          When Sylar became five or so, the TV came. But we grew to not watch it much. Mother kept telling us that we ought to tell her everything and we could ask her anything. When aunty and uncle at Kanjikuli died, we went there to look at them. I was still scared of uncle. Then Mother told me he was my small grandpa and uncle only to her. I mentally thought that grandpa was as good as dead. Sylar laughed when I told him that. We stopped going there later, and I missed the swimming. By then, Sylar had taught me to climb trees and jump into the pond from them. Whenever we did it, Mother was scared to death, but laughed it off and kept telling us not to do it again. We never did it again after grandpa’s death.
          When I went back to Kanjikuli almost twenty years later, I saw that the pond was still full with water to its brim. I breathed a sigh of relief as I went down to sit there. Except for a few cows, no one was in it. But the sky was there, in its entirety, like always, and I couldn’t stop staring. Even when it became too dark to see, I sat there like life had frozen. I cried quietly as the cows walked out. Nobody in the old house knew me. But I told them. Then a man remembered. He opened his mouth and shut it in hesitation. I caught his eye and smiled. Sylar shouldn’t have died so young they said and gave me food.
          There are these objects, these places and signs we keep seeing, we keep going back to, but without the people in them, they aren’t the same. They begin to fade away like the people, and the next time you go there, you won’t know them. But they will have left behind a pinch in your life that keeps telling you—no—that day, there was a different sky. It was open and wide and we sat looking at it. Three pairs of dangling legs that never will see the sky in its entirety again. I thought of Sylar and Mother like I thought about that sky—they ought not to die, never die, till I died. But they’ve all died, what remains is time and speculations. Blood and memories.

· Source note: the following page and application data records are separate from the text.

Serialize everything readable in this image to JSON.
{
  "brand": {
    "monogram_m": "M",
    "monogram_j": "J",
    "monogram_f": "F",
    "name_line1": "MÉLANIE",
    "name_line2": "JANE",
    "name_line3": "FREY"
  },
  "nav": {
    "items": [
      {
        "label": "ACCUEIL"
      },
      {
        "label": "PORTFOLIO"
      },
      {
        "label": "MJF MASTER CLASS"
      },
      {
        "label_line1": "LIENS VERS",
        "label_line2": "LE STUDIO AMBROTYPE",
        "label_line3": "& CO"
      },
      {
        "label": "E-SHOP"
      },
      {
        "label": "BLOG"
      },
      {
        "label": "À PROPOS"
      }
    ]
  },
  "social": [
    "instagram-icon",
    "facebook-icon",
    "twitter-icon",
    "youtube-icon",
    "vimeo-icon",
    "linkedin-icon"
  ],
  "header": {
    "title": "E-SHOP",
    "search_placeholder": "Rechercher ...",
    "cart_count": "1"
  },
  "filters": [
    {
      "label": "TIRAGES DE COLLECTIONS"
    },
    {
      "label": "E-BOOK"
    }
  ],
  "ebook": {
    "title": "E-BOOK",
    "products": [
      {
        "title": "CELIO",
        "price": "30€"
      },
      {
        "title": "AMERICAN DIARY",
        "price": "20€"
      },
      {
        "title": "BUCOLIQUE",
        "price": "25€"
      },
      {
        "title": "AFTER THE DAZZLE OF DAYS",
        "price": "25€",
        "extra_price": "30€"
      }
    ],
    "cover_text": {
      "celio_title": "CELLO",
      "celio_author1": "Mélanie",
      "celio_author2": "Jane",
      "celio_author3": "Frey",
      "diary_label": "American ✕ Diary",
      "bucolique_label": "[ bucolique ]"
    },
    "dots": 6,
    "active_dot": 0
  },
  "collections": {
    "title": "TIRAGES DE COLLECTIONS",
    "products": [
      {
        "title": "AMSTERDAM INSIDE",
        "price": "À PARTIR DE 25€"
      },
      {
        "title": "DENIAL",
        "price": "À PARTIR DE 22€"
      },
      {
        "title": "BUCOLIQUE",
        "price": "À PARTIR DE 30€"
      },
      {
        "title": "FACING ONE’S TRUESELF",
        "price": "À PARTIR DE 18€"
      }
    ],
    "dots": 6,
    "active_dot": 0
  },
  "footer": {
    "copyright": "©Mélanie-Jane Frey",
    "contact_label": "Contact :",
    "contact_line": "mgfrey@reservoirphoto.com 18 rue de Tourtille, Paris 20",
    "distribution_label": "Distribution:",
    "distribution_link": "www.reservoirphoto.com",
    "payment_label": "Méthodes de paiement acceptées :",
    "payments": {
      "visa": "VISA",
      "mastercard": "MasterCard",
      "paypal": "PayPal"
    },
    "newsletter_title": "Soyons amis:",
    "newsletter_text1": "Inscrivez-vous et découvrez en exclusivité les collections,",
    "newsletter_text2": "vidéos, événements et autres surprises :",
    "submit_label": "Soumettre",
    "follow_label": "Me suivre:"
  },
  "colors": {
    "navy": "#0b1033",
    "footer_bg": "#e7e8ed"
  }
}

Avrina Joslin is pursuing her MA in Writing at the University of Warwick. Her teen fiction, The Apple Elusionist was published by Mumbai-based Leadstart Publishers. She is currently on an Erasmus Exchange to IULM Milan where she is being mentored by author Tim Parks. She travel blogs at taleoftrot.blogspot.com.